Here’s an example Education Section for a high school student resume:
Education Section as a College Student/Recent Graduate
Your university, the title of your degree, your GPA, any relevant courses you have taken or are taking, and the period of your studies.
If you have a couple years of work experience in your field, you can place your education after that. Otherwise, you must feature your education prominently near the top of your resume.
Simply because your recent graduation should explain your lack of experience. That will stop recruiters from wondering why you lack expertise or where you’ve been in the past years.
Consider separating extra-curricular activities into a volunteering section as college extracurriculars tend to include more of a dedication and skill-set than high-school equivalents.
Much like in a first job resume, tailor any classes you’ve taken to the position you’re applying to.
Giving insight into any software packages or skills you’ve developed over the course of your degree as a current student is also helpful here.
As a recent graduate, you should include your final grade and any information on your thesis or dissertation.
Your education is your base. Showing the recruiter where you have developed your academic skills allows them to judge your theoretical framework and get a peek into the areas you know best.
Recruiters won’t expect you to know the ins-and-outs of practical experience in a certain field. They simply want to know you’re starting with an understanding and not from scratch.
Here’s a resume template for a college student/recent graduate education section:
Education Section as An Experienced Professional
The university you studied at and its’ location, the title of your degree, and your GPA (if it is high enough to meet the job criteria).
As an experienced professional, your education takes less prominence.
Hiring managers are more interested in your work history and skills than your education. Yet, they still want to know about your educational qualifications to make sure you’re fit for the job.

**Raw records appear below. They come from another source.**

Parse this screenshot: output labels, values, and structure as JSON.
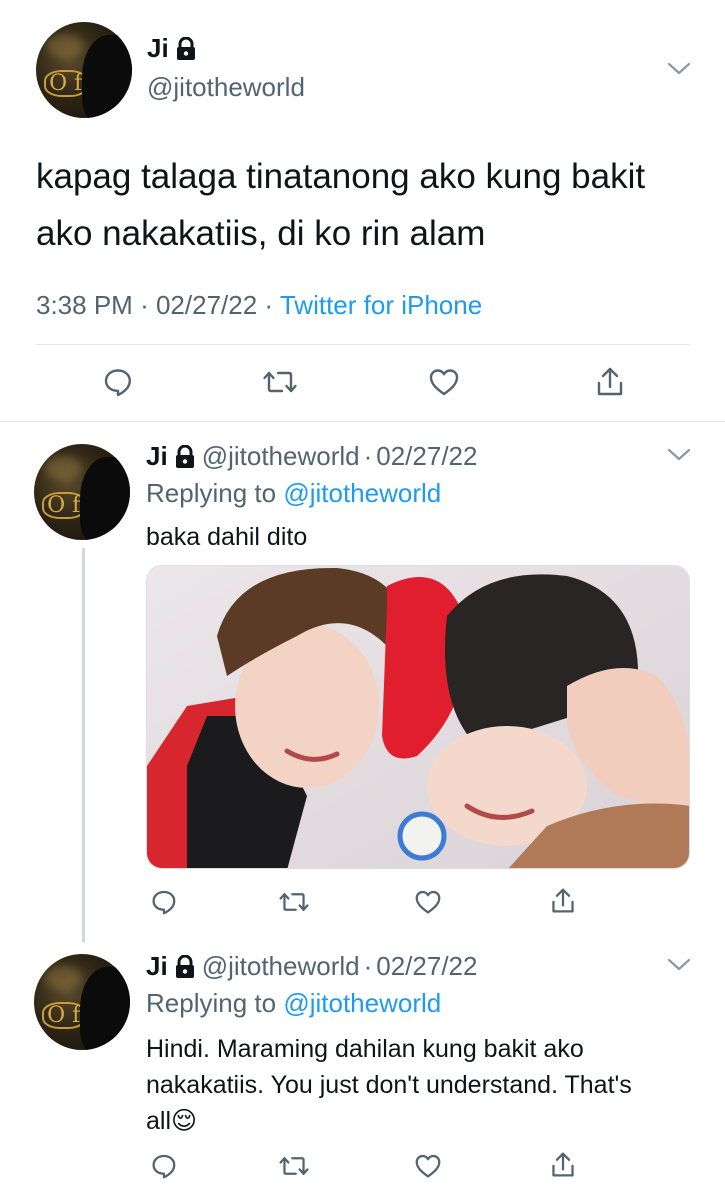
{
  "main_tweet": {
    "name": "Ji",
    "handle": "@jitotheworld",
    "text": "kapag talaga tinatanong ako kung bakit ako nakakatiis, di ko rin alam",
    "time": "3:38 PM",
    "date": "02/27/22",
    "source": "Twitter for iPhone",
    "separator": "·"
  },
  "replies": [
    {
      "name": "Ji",
      "handle": "@jitotheworld",
      "date": "02/27/22",
      "replying_prefix": "Replying to",
      "replying_to": "@jitotheworld",
      "text": "baka dahil dito",
      "has_media": true
    },
    {
      "name": "Ji",
      "handle": "@jitotheworld",
      "date": "02/27/22",
      "replying_prefix": "Replying to",
      "replying_to": "@jitotheworld",
      "text": "Hindi. Maraming dahilan kung bakit ako nakakatiis. You just don't understand. That's all",
      "emoji": "😌"
    }
  ],
  "avatar_sign": "O f",
  "icons": {
    "reply": "reply-icon",
    "retweet": "retweet-icon",
    "like": "heart-icon",
    "share": "share-icon",
    "more": "chevron-down-icon",
    "protected": "lock-icon"
  },
  "colors": {
    "text": "#0f1419",
    "secondary": "#536471",
    "link": "#1d9bf0",
    "divider": "#e3e7ea",
    "thread_line": "#cfd9de"
  }
}
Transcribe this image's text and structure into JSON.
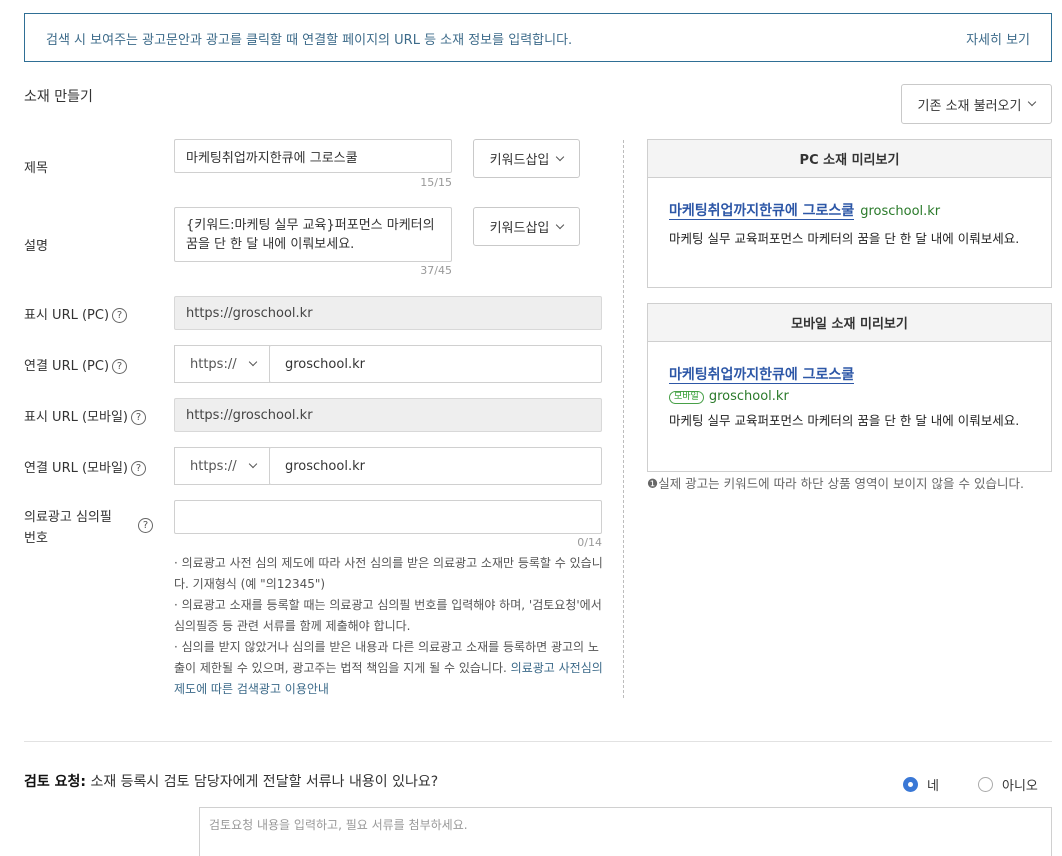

Thus, you must place this section at the end of your resume or after your previous experience.
In general, you won’t need to include the classes you’ve taken in your education section — unless you’ve recently obtained your degree in a newer area.
Suppose you’ve built your base and have been working in your field for a number of years. The recruiter doesn’t need to check your education to see if you have an ability in the area.
Your work history does all that for you.
Your education section completes the story of your career and gives insight into who you are more than it does prove your potential impact.
The section below is a great resume example of a job-winning education section:
General Tips for Your Education Section
- If listing a number of degrees, do so in reverse-chronological order
- Always be specific – if you’re applying to a job in marketing and have a degree in sales and marketing, your marketing degree should be given preference
- Don’t lie about your grades or completion of a degree as that can be easily checked
- If you’re graduated from a top-tier university, be sure to highlight its’ name first to draw attention to it and leave a strong impression
- You can include your education even if you haven’t completed the degree, either state the number of credits you’ve completed or simply when you expect to graduate
Perfecting the education section on your resume
Recruiters look to your education to reference your ability to pick up new skills, meet deadlines, and apply yourself to new challenges.
The importance of your education changes as you progress throughout your career. Fortunately, this doesn’t mean you have to take your education off to cut down on resume length.
Applying general tips such as being specific in the information you give helps increase the impact your education section has too.
Tip: Struggling with how to convey your informal education to employers? Check out our post!